A major announcement from the White House with global repercussions. U.S. President Trump said he will not certify Iran’s compliance with the multi-lateral nuclear agreement.
CGTN’s Roee Ruttenberg reports.
But he stepped back from unraveling it altogether – for now. That hasn’t stopped many around the world, and here in the U.S., from criticizing the White House’s decision. CGTN’s Roee Ruttenberg reports on the details.
It was a presidential punt that could hardly be described as a surprise. Donald Trump, the U.S. President, declined on Friday to certify Iranian compliance of a two-year old international agreement meant to curb Tehran’s nuclear development.
“Today, I am announcing our strategy along with several major steps we are taking to confront the Iranian regime’s hostile actions and to ensure that Iran never, and I mean never, acquires a nuclear weapon,” said Trump.
Trump had certified the deal twice before, begrudgingly.
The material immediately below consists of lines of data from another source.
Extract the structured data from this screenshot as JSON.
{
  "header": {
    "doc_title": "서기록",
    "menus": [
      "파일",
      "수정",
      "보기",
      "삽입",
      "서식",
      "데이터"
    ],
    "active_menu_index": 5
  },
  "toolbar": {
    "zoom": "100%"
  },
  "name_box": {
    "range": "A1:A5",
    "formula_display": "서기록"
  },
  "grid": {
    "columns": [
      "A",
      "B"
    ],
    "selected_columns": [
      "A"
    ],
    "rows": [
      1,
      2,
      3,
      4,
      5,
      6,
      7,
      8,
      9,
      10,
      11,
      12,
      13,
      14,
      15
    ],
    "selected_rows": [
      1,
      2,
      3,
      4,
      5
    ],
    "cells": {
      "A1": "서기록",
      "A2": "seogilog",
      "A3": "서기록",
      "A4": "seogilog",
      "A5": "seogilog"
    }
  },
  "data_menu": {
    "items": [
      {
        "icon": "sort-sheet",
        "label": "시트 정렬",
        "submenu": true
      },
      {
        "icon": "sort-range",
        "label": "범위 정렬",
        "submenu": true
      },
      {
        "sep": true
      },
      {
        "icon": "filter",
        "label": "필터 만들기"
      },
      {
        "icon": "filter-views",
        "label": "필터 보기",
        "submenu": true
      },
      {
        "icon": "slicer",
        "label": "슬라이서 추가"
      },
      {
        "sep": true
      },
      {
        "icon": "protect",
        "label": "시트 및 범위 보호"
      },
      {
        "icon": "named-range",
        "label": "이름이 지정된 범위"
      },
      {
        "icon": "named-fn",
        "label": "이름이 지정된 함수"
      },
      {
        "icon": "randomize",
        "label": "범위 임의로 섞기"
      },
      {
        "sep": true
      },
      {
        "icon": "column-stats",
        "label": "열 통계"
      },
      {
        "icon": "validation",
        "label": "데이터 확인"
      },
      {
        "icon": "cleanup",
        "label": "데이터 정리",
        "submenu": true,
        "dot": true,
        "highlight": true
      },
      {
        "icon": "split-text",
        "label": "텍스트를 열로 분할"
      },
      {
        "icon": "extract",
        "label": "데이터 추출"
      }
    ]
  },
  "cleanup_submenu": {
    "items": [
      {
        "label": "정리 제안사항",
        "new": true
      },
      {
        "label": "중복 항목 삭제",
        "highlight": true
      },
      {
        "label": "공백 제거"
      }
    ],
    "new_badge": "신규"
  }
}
As a candidate last year, the self-proclaimed deal expert called it the “worst deal ever.”
“We will not continue down a path whose predictable conclusion is more violence, more terror, and the very real threat of Iran’s nuclear breakout,” he stated.
Leading opposition lawmakers in Washington slammed the announcement as “a grave mistake.” “Threatening this agreement does not isolate Iran. It isolates America,” warned Nancy Pelosi, U.S. House Minority Leader.
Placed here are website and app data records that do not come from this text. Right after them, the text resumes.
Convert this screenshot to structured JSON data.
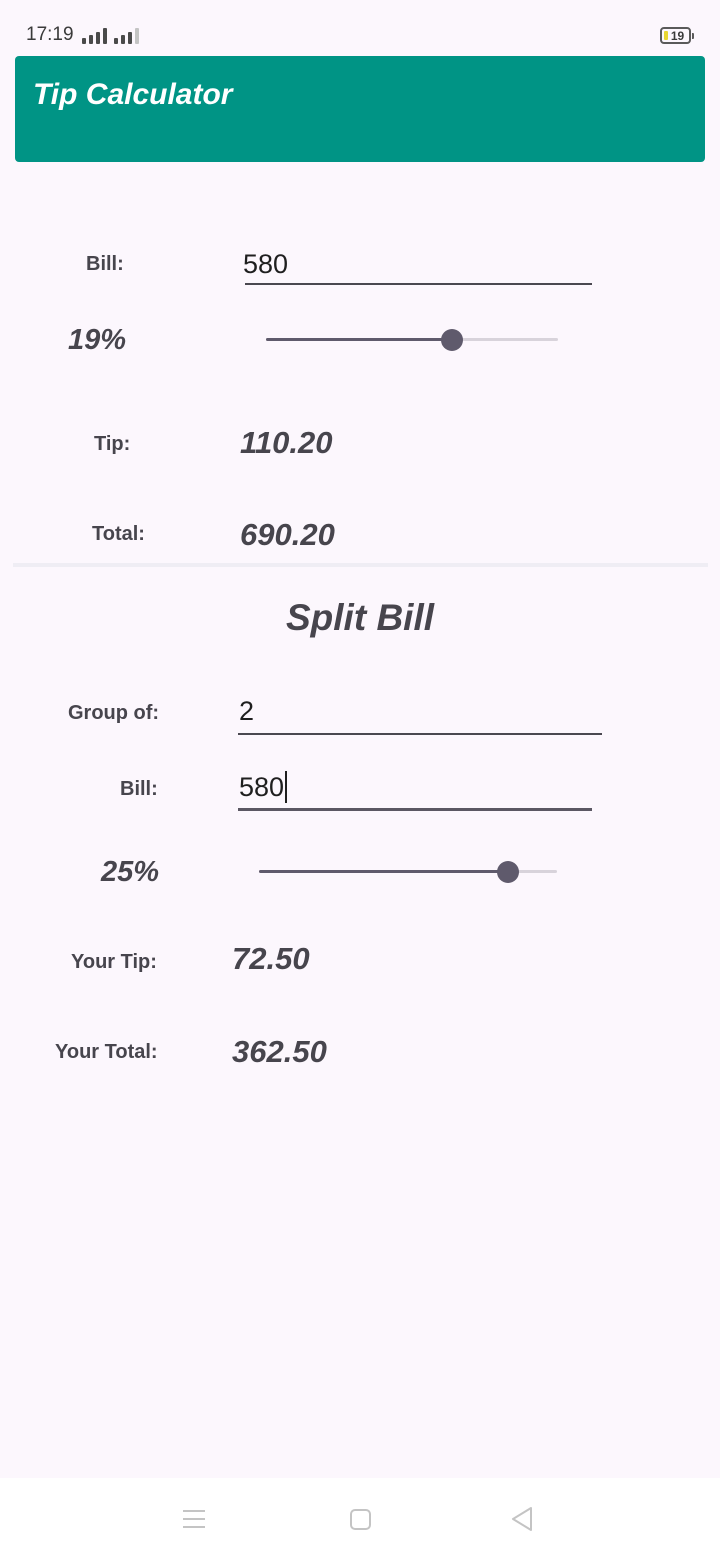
{
  "status_bar": {
    "time": "17:19",
    "battery": "19",
    "icons": [
      "signal-icon",
      "signal-icon",
      "battery-icon"
    ]
  },
  "app_bar": {
    "title": "Tip Calculator",
    "color": "#009485"
  },
  "tip_section": {
    "bill_label": "Bill:",
    "bill_value": "580",
    "tip_percent_label": "19%",
    "slider_value": 0.19,
    "tip_label": "Tip:",
    "tip_value": "110.20",
    "total_label": "Total:",
    "total_value": "690.20"
  },
  "split_section": {
    "title": "Split Bill",
    "group_label": "Group of:",
    "group_value": "2",
    "bill_label": "Bill:",
    "bill_value": "580",
    "tip_percent_label": "25%",
    "slider_value": 0.25,
    "your_tip_label": "Your Tip:",
    "your_tip_value": "72.50",
    "your_total_label": "Your Total:",
    "your_total_value": "362.50"
  },
  "nav_bar": {
    "icons": [
      "menu-icon",
      "home-icon",
      "back-icon"
    ]
  }
}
The certification is not part of the internationally-backed Iran deal, but rather a domestic fail-safe mechanism; a mandate from the U.S. Congress requiring presidential sign-off every 90 days. Introduced by skeptic lawmakers, it also requires the president to consider changing U.S. national security interests in the wake of suspended sanctions.
Congress now has 60 days to decide to re-impose those sanctions, unilaterally or, perhaps, to introduce new ones. It could also do nothing, leaving the deal as is.
Still, Iranian President Hassan Rouhani dismissed Friday’s announcement and said that the deal was stronger than Trump may have imagined.
“As long as our interests are in the deal. As long as the interests of the country require IT, And as long as our country benefits from the deal, We respect this agreement, Within the framework of national interests,” explained Rouhani.
Trump had already indicated he would pull the U.S. out of the agreement all-together if the Congress punts it back to him. It’s a move that critics warn could ultimately hasten a nuclear-armed Iran.